By a 53%-41% margin, more Americans say that job opportunities in their community are difficult to find than say there are plenty of jobs available. On a different question that asks about the availability of good jobs, an even larger percentage says that good jobs are hard to find in their community (62%), compared with 33% who say there are plenty of good jobs available.

Middle-class adults are particularly likely to see a difference between the availability of jobs and good jobs in their community. About as many middle-class adults say there are plenty of jobs available in their community (48%) as say that jobs are difficult to find (45%). However, when it comes to the availability of good jobs, just 36% say there are plenty of good jobs in their community, compared with 58% who say that good jobs are hard to find.

Those who identify as lower class have the most negative view of the job market: 65% say that jobs are difficult to find and 73% say good jobs are difficult to find.

Among upper-class adults, half say that there are plenty of jobs available in their community and 41% say jobs are difficult to find. When it comes to the availability of good jobs, upper-class adults are evenly divided on whether plenty are available or they are hard to find (46% for each).

Job and ability to save are key to middle class status

Secure job, ability to save seen as top requirements for middle class

The public sees two characteristics as essential to middle-class status: a secure job and the ability to save money. Other characteristics – including owning a home and having a college degree – are not widely seen as necessary to be considered middle class.

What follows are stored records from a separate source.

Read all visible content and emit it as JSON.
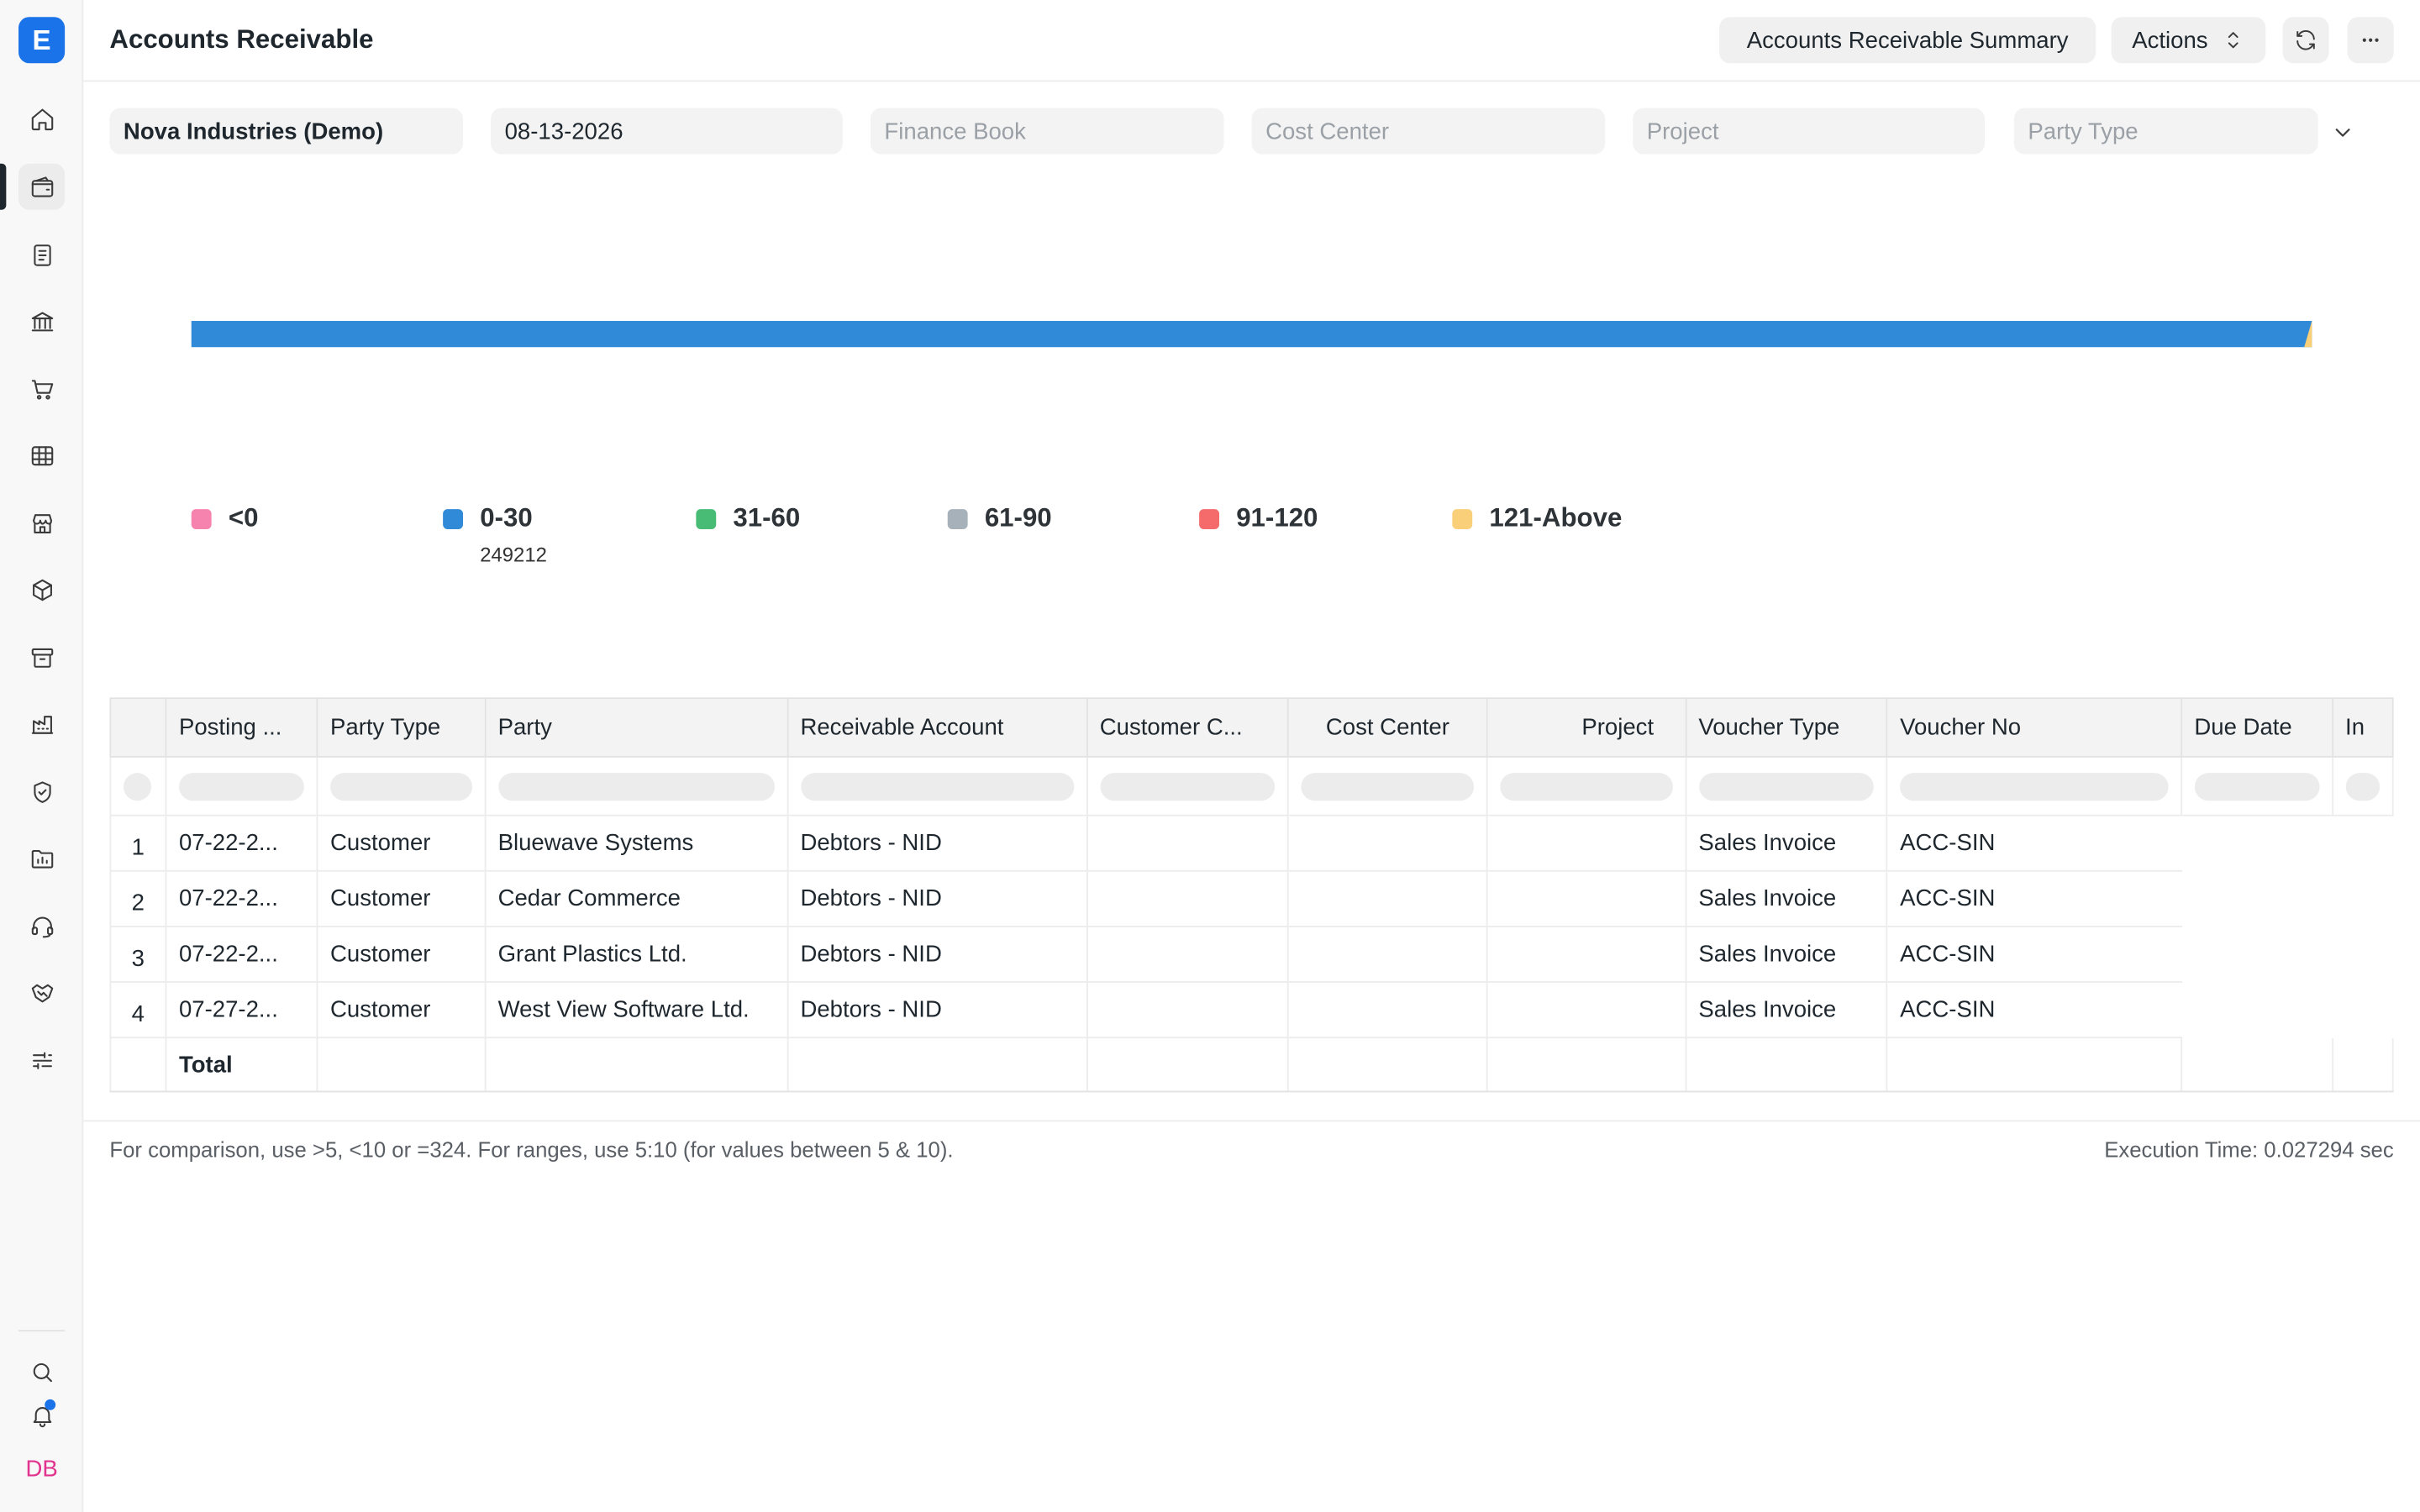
{
  "app": {
    "logo_letter": "E",
    "avatar_initials": "DB"
  },
  "header": {
    "title": "Accounts Receivable",
    "summary_button": "Accounts Receivable Summary",
    "actions_button": "Actions"
  },
  "filters": {
    "company": "Nova Industries (Demo)",
    "date": "08-13-2026",
    "finance_book_placeholder": "Finance Book",
    "cost_center_placeholder": "Cost Center",
    "project_placeholder": "Project",
    "party_type_placeholder": "Party Type"
  },
  "chart_data": {
    "type": "bar",
    "orientation": "horizontal-stacked",
    "series": [
      {
        "name": "<0",
        "value": 0,
        "color": "#f683ae"
      },
      {
        "name": "0-30",
        "value": 249212,
        "color": "#318ad8"
      },
      {
        "name": "31-60",
        "value": 0,
        "color": "#48bb74"
      },
      {
        "name": "61-90",
        "value": 0,
        "color": "#a6b1b9"
      },
      {
        "name": "91-120",
        "value": 0,
        "color": "#f56b6b"
      },
      {
        "name": "121-Above",
        "value": 0,
        "color": "#facf7a"
      }
    ],
    "legend": {
      "values_shown": {
        "0-30": "249212"
      }
    }
  },
  "table": {
    "columns": [
      "Posting ...",
      "Party Type",
      "Party",
      "Receivable Account",
      "Customer C...",
      "Cost Center",
      "Project",
      "Voucher Type",
      "Voucher No",
      "Due Date",
      "In"
    ],
    "rows": [
      {
        "num": "1",
        "posting": "07-22-2...",
        "party_type": "Customer",
        "party": "Bluewave Systems",
        "account": "Debtors - NID",
        "voucher_type": "Sales Invoice",
        "voucher_no": "ACC-SIN"
      },
      {
        "num": "2",
        "posting": "07-22-2...",
        "party_type": "Customer",
        "party": "Cedar Commerce",
        "account": "Debtors - NID",
        "voucher_type": "Sales Invoice",
        "voucher_no": "ACC-SIN"
      },
      {
        "num": "3",
        "posting": "07-22-2...",
        "party_type": "Customer",
        "party": "Grant Plastics Ltd.",
        "account": "Debtors - NID",
        "voucher_type": "Sales Invoice",
        "voucher_no": "ACC-SIN"
      },
      {
        "num": "4",
        "posting": "07-27-2...",
        "party_type": "Customer",
        "party": "West View Software Ltd.",
        "account": "Debtors - NID",
        "voucher_type": "Sales Invoice",
        "voucher_no": "ACC-SIN"
      }
    ],
    "total_label": "Total"
  },
  "footer": {
    "note": "For comparison, use >5, <10 or =324. For ranges, use 5:10 (for values between 5 & 10).",
    "execution_time": "Execution Time: 0.027294 sec"
  },
  "icons": [
    "home-icon",
    "wallet-icon",
    "file-text-icon",
    "bank-icon",
    "cart-icon",
    "table-icon",
    "store-icon",
    "box-icon",
    "archive-icon",
    "building-icon",
    "shield-icon",
    "folder-chart-icon",
    "headset-icon",
    "handshake-icon",
    "sliders-icon",
    "search-icon",
    "bell-icon"
  ]
}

Broad majorities say that a secure job (89%) and the ability to save money for the future (86%) are needed for a person to be considered middle class. Fewer than half say having the time and money to travel on vacation (45%) and owning a home (41%) are needed for someone to be considered middle class. And while a college degree is widely seen as a key to advancement and success, just 30% say a person has to have one to be considered middle class.

Across most characteristics included in the survey, there is general agreement among the social classes on what is needed – or not needed – to be considered middle class. One exception is views about a college degree. Large majorities of upper- (78%) and middle-class (72%) adults say a college degree is not required to be considered middle class. A smaller majority of lower-class adults say it is not required (63%), while 36% say that it is. And among the 11% of the public who describe themselves as lower class – separate from the 31% who say they are lower-middle class – as many say a college degree is needed to be considered middle class (49%) as say it is not (49%).

  1. Respondents were asked which of the following names for the social classes best described them: upper class, upper-middle class, middle class, lower-middle class or lower class; throughout the report, those who identify as upper or upper-middle class are combined into a NET upper class category and those who identify as lower or lower-middle class are combined into a NET lower class category.